attacks by clogging the blood vessels that bring
oxygen and energy to the beating heart.
For this reason, many adults now take aspirin to prevent heart
attacks, and it also helps people who have already had a heart
attack stay alive. Surely Hoffmann (and the Bayer
company) could never have predicted this effect. And as
noticed at least as far back as Hippocrates in ancient Greece,
aspirin and its relatives also lower fevers; this seems
to be an effect on a part of the brain known as the hypothalamus,
which controls temperature (as well as other body functions).
A lot of research is being done now to find out if aspirin
can be used for other problems; it has already shown some
promise in helping with problems as diverse as cataracts in
gum disease, and high
blood pressure during pregnancy!
Does it Have Side Effects?
Just like all
medicines, aspirin isn't all good. It has effects on the
body that you and your doctor don't want (side
effects). Some of them have already been mentioned;
for example, if you hit your finger with a hammer and it's
bleeding, an aspirin may help the pain and swelling, but the
wound may take longer to clot and stop bleeding. Also,
it can be very upsetting to the stomach, especially at the
high doses often used in arthritis.
Aspirin also isn't used as much for fevers in children
since research has suggested that aspirin given to kids with
flu, chickenpox, or other viral
sicknesses may cause a potentially deadly problem called
Aspirin also changes the way your kidneys
make urine, can cause some people to have trouble breathing
(rarely), and can be dangerous at very high doses.
For these reasons, chemists have found other chemicals
closely related to aspirin that have some of its good effects
and lack some of its bad effects. For example,
ibuprofen and naproxen (or Motrin and Naprosyn,
respectively) also treat pain, swelling and fever, but they
seem to have less of an effect on platelets than aspirin does.
These medicines are called the non-steroidal
antiinflammatory drugs (NSAIDs) because they
decrease swelling but they aren't steroids, which are the most
potent antiinflammatory chemicals we have. Another
family of medicines related to aspirin includes
acetaminophen (or Tylenol), which decreases fevers and
pain, but it doesn't affect either swelling or your stomach as
much as the true NSAIDs do.
Felix Hoffmann was sure that aspirin would make a good drug
for arthritis. But as he struggled to prove it to his cautious
employer, how could he have known it would save lives, and in
so many ways? So the next time you get out the hammer, think

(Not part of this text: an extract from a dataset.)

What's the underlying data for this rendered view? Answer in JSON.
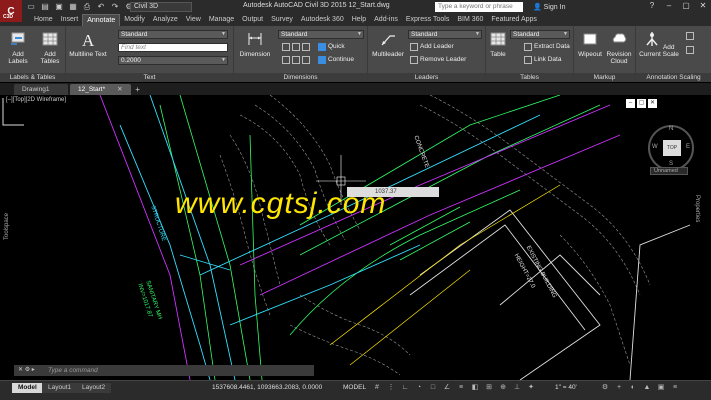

of Felix and set aside an aspirin or two. He deserves the
tribute, and it's best to be prepared for hitting the wrong
For more information, check out the links on the next page.
Lots More Information!
More Great Links
About the Author
Lucas Hoffman ("please call me Luke") is a resident in
Pediatrics at the University of Washington in Seattle. He was
raised in New Mexico, and he went to college at the University
of California at Berkeley. He then attended medical school and
graduate school at the University of California in San
Francisco, where he worked on designing inhibitors of viruses
like influenza and HIV. He now lives with his wife Ellen, a
science journalist (whose work can be seen at the site
http://faculty.washington.edu/chudler/neurok.html), and his
dog Talisker, an occasional headache, in Seattle.